Renters Storm City Hall, Get Moratorium

Two arrests and a severe injury marred the city of Alameda’s special council meeting considering additional tenant protections last Wednesday, Nov. 4, at City Hall.

The chaos began less than 30 minutes into the meeting that was supposed to provide a blueprint on how the city would temporarily resolve the rising rent issue in Alameda. Members of the renters’ advocacy group, Alameda Renters Coalition (ARC), and other tenant advocacy groups from around the Bay Area, bombarded the hallways leading to the council chambers where the meeting was taking place.

Two renters’ rights advocates, 64-year-old John Klein and 68-year-old Bob Davis, were arrested at the meeting on several charges. Video of the altercation circulated on the internet last week and was a topic of discussion among many local news outlets. The video shows a large crowd of people holding signs reading "I Rent & I Vote," trying to enter the chambers.

At one moment Davis, a transgender woman, tries to enter the chambers, but is pushed back by interim assistant city manager Bob Haun and an Alameda police officer. While on the ground, Davis, a music professor at City College of San Francisco, appears to trip Haun and he falls to the ground. Haun was taken to the hospital with a broken hip. He was treated and released and will be convalescing for 90 days.

After Haun fell, two Alameda officers were more forceful in their attempt to subdue and arrest Davis. Officers slammed Davis’ face to the ground leaving a pool of blood on the hallway floor leading to the council chambers. Davis can be heard screaming "stop hurting me" repeatedly as she was held down. Davis was booked on suspicion of threatening a public official, resisting arrest and battery of a public official causing great bodily injury, according to Alameda Police Lt. Jill Ottaviano. Klein was arrested for allegedly swatting at a police officer. His charges were suspicion of battery on a police officer and obstructing a police officer, both misdemeanors. Typically one officer is assigned to a council meeting, but due to the alleged unruly behavior, more officers arrived.

ARC caused some commotion believing they were being kept out of the meeting intentionally. The chamber seats were mostly filled by local landlords. ARC members were heard shouting "Let them speak" and "moratorium now," on videos.

Doug Smith, along with his family, has owned a rental property in the city for more than 30 years. He said there was no plan by landlords to take up seats and keep renters out.

"They had the opportunity to speak," said Smith. "There was no coordination by landlords to push the tenants out. Saying the landlords planned this is nothing further from the truth. I did not get there until about 10 minutes before the meeting began and there was not a single one of them in sight."

At city council meetings, staff passes out speaker slips before the meeting to ensure those people who fill one out will get a chance to speak. Many of the ARC members there apparently did not fill one out.

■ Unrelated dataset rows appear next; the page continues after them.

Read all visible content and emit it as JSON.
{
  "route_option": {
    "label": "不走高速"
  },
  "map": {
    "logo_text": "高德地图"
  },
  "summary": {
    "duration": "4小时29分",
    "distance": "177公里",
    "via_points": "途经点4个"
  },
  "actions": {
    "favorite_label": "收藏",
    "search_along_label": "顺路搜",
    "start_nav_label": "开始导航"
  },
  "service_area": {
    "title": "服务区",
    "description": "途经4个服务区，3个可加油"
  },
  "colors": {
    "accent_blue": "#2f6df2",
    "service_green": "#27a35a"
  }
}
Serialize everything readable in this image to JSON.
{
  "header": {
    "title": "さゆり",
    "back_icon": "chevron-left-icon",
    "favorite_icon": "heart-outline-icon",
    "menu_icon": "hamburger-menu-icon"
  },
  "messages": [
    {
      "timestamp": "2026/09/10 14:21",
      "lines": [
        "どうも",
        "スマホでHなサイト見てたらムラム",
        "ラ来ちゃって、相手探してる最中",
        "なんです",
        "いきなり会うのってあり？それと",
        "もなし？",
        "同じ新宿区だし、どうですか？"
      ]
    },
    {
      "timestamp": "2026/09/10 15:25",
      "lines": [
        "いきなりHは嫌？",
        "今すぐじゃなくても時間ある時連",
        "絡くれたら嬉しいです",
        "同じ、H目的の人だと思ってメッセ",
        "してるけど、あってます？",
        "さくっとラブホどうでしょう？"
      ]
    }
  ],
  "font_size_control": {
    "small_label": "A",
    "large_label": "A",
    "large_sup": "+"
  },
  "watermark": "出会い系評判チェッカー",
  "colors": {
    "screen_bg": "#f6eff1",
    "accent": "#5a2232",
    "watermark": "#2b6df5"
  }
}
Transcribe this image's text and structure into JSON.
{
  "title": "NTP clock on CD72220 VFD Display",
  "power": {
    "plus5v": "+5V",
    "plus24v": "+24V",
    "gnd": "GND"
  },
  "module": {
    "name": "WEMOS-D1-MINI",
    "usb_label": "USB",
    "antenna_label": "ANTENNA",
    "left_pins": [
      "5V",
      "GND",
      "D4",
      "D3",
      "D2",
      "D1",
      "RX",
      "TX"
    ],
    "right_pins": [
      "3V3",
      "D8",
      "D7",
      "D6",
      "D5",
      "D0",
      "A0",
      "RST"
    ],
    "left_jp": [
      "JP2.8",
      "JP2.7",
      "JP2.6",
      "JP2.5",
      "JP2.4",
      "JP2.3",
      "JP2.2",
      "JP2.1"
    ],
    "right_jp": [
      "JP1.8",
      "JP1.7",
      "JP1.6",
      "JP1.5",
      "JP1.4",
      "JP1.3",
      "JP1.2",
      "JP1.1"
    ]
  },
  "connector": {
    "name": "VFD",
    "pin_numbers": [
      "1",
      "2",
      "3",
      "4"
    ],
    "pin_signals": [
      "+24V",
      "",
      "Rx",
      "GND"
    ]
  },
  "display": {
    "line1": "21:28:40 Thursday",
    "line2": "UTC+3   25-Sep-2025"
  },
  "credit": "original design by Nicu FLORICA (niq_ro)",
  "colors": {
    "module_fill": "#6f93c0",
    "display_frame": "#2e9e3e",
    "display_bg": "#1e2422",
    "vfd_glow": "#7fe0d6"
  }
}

"This was their plan all along," said Smith. "Their plan was to bust out in riot fashion after the meeting got going so they could be on television saying ‘we were not heard.’" Inquiries to ARC were not answered by press time.

After the commotion, Mayor Trish Spencer decided to allow everyone who wanted to one minute to speak regardless of whether or not a speaker slip had been filled out. More than 80 people spoke at the meeting, according to Smith, and the meeting did not conclude until 2 a.m. the next morning. The rent advocacy members spoke about how rising rents have put a burden on their lives. Landlord groups spoke about how the rising cost for upkeep and maintenance and short supply of housing in the city is driving up rent prices.

After more than seven hours, the council unanimously voted for the adoption of an urgency ordinance imposing a temporary 65-day moratorium on residential rent increases and on evictions from all residential rental units except for those caused to preserve peace, health and safety.

Contact Ekene Ikeme at